The letters describe the numerous attempts of Soviet Jews to obtain permission to join their relatives in Israel. All the attempts have proved futile. No reasons are given for refusal. “The Soviet government does not stoop to dialogue.

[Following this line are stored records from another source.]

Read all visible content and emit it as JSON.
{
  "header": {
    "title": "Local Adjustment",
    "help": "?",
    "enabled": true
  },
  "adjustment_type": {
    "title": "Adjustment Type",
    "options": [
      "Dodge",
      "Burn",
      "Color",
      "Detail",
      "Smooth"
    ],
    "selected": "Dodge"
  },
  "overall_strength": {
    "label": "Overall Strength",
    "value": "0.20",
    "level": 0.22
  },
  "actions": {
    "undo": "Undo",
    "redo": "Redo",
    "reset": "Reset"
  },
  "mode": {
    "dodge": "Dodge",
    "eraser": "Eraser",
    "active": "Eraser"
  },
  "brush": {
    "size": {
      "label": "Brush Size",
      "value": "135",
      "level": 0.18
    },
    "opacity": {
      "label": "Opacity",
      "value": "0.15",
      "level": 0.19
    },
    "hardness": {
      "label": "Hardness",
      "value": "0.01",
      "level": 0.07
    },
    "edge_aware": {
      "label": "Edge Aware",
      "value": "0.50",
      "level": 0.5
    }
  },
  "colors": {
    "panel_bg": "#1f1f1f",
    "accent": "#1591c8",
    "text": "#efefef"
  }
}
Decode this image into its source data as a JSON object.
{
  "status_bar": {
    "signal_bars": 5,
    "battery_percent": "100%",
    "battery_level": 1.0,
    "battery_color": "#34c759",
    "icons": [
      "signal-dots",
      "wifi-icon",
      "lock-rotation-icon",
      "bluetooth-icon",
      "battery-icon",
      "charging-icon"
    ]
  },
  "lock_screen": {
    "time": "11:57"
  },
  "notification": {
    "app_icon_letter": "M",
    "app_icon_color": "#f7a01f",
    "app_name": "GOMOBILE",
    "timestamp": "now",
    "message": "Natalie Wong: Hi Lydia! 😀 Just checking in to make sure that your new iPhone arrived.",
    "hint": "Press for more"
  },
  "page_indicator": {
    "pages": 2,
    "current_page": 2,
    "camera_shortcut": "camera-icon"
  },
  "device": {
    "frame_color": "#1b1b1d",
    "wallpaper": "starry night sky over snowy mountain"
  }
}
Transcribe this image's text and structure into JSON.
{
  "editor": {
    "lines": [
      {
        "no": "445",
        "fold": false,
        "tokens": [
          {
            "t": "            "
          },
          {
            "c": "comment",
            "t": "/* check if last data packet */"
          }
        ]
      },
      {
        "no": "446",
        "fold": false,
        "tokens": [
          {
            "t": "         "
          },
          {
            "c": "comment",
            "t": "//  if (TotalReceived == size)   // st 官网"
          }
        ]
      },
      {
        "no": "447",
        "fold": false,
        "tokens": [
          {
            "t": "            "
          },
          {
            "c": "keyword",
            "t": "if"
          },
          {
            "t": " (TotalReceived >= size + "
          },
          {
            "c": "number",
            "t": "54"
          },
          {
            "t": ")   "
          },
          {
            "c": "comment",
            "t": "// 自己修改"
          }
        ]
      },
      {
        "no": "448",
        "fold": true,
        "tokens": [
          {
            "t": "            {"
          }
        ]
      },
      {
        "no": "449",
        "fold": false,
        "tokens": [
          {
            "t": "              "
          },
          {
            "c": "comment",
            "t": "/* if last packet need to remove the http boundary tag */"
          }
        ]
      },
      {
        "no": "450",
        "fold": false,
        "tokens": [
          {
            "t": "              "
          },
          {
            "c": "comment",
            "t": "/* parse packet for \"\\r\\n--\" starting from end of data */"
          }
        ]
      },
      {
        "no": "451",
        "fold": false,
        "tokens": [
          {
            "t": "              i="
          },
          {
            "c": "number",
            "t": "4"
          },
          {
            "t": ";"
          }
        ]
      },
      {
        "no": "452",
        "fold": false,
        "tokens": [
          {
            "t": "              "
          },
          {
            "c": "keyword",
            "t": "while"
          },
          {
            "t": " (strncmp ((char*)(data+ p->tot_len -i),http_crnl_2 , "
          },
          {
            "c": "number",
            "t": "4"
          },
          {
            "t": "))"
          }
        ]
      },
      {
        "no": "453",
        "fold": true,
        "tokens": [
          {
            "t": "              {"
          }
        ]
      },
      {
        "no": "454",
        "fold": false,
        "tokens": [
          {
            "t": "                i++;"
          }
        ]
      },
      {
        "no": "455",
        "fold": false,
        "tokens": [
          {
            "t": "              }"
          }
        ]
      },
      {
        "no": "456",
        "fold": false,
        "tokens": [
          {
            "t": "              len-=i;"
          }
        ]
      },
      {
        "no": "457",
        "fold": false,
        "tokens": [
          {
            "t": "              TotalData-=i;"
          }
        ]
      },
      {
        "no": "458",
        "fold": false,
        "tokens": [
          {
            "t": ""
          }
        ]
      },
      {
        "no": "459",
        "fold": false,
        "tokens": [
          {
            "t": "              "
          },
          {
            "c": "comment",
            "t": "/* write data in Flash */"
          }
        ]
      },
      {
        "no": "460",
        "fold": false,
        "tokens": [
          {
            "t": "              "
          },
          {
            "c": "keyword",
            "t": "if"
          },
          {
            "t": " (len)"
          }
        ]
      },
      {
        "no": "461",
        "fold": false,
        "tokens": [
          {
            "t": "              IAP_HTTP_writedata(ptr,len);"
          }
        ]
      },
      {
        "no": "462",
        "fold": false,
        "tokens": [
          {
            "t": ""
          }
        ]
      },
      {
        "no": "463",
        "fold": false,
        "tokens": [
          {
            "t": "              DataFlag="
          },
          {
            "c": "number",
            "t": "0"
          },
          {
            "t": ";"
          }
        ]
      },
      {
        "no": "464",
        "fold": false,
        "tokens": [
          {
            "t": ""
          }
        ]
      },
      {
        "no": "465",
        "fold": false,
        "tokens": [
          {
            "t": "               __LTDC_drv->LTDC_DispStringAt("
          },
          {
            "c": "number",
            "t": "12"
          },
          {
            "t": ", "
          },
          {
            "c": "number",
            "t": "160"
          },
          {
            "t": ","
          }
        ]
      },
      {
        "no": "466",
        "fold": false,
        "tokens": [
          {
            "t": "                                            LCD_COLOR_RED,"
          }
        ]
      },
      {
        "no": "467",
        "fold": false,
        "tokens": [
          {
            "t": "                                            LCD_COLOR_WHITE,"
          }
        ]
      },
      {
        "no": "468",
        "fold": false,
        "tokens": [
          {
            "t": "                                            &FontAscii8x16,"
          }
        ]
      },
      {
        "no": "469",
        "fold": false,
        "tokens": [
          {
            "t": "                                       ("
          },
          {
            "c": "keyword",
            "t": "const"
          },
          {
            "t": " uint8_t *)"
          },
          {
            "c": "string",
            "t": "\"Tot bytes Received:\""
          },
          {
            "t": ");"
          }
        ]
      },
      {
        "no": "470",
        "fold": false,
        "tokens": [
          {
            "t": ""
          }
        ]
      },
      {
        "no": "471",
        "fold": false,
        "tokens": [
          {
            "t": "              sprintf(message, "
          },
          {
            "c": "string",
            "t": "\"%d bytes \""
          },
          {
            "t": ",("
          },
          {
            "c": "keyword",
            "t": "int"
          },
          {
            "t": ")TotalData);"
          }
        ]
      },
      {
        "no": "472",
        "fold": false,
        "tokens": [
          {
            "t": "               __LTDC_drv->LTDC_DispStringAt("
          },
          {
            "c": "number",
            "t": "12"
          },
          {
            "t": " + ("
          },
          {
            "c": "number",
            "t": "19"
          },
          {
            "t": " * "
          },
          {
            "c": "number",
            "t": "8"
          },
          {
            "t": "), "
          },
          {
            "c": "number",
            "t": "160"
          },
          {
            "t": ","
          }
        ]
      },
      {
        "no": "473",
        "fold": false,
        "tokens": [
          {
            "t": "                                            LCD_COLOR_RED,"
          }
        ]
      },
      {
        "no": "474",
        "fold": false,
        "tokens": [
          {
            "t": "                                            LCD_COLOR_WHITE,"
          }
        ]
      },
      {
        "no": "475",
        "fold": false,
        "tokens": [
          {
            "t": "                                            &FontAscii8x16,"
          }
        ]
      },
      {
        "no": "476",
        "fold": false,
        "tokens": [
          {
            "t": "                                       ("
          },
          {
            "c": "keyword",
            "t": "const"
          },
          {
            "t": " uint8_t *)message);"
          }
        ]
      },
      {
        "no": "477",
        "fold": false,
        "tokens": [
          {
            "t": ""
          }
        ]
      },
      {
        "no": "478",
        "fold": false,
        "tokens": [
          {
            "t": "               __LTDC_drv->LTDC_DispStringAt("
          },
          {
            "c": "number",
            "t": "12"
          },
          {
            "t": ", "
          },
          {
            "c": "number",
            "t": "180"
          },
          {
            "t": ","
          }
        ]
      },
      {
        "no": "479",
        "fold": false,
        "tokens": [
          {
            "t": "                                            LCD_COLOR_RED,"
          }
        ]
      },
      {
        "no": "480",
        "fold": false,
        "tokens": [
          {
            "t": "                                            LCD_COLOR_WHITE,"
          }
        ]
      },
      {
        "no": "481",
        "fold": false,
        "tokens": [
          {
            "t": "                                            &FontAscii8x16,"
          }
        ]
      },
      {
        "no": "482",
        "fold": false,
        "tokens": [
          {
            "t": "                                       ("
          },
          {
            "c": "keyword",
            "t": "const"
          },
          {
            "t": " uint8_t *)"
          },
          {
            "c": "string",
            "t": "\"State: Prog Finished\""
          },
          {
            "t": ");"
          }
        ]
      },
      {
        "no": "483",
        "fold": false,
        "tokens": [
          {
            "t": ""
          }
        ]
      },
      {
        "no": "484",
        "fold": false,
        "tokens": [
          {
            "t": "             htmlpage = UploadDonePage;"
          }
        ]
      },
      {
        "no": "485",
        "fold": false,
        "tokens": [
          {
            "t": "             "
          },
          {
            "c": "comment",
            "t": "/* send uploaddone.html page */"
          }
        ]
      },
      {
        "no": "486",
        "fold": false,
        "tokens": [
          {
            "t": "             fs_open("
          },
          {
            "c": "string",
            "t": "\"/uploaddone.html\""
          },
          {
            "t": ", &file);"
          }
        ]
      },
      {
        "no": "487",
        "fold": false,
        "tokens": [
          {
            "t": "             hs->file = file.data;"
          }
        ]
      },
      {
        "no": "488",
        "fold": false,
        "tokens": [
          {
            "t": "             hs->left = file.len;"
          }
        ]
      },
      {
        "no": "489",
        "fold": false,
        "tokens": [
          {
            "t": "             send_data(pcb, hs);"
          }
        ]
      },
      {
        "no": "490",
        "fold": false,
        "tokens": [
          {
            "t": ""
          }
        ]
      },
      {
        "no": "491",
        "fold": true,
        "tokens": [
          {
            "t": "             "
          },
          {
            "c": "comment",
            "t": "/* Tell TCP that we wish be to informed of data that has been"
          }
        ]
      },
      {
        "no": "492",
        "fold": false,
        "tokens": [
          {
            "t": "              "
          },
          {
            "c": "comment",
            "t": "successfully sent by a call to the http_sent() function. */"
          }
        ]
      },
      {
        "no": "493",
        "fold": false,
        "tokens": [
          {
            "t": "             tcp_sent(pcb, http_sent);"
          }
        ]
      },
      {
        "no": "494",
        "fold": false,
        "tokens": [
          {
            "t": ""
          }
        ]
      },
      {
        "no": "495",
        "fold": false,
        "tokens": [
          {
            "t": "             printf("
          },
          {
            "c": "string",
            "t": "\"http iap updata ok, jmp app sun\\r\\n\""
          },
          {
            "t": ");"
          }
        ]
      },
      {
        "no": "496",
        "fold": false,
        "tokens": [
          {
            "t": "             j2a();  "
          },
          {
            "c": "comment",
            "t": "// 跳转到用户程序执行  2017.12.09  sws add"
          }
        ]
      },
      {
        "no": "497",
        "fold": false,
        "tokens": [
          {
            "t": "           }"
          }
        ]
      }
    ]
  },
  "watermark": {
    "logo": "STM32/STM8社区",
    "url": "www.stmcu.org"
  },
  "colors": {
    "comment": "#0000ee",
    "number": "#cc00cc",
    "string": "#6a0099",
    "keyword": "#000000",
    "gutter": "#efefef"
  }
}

It keeps silent.”
The statement by four Jews from Vilnius sounds especially tragic: “Some of us have already grown old, as we have been applying to go to Israel for more than ten years.”
Some of the letters end with a long list of people who are trying to obtain permission to be re-united with their parents, who live in Israel.
This issue also contains a letter from five Leningrad Jews of May 1970. The signatories include L. Kaminsky, V. Mogilyover and D. Chernoglaz, who were arrested on 15 June, and G. Vertlib, arrested a month later; a letter from 37 Leningrad Jews written on the eve of 15 June; letters by G, Vertlib, G. Shur and V, Boguslavsky; L. Kaminsky’s correspondence with Pravda on the subject of bringing up children in accordance with Jewish tradition.
This issue closes with a letter from Victor Boguslavsky (now arrested) to the Procurator-General, in which he describes the “crime” committed by his comrades.
“The searches were being carried out with the aim of confiscating the ‘instruments of the crime’. The confiscated ‘instruments’ turned out to be letters and post-cards from close friends in Israel, and also any texts containing the words ‘Jew’ and ‘Jewish’ … In the course of the search a ‘weapon’ was also discovered – seven cartridges for a small-calibre training rifle in the home of Grigory Butman (G. Butman formerly worked as a police investigator).
“But a more terrible ‘weapon’ than this was discovered – textbooks and a teach-yourself book on Modern Hebrew, all of which had been sent through the post, some photo-copied. All this, together with letters and essays on Jewish history, novels and tape-recordings of Jewish songs, was clearly to serve as irrefutable ‘evidence of a crime’.”
In conclusion V. Boguslavsky exclaims: “My comrades dreamed of hearing Hebrew from the mouths of their children. Is that really a crime?”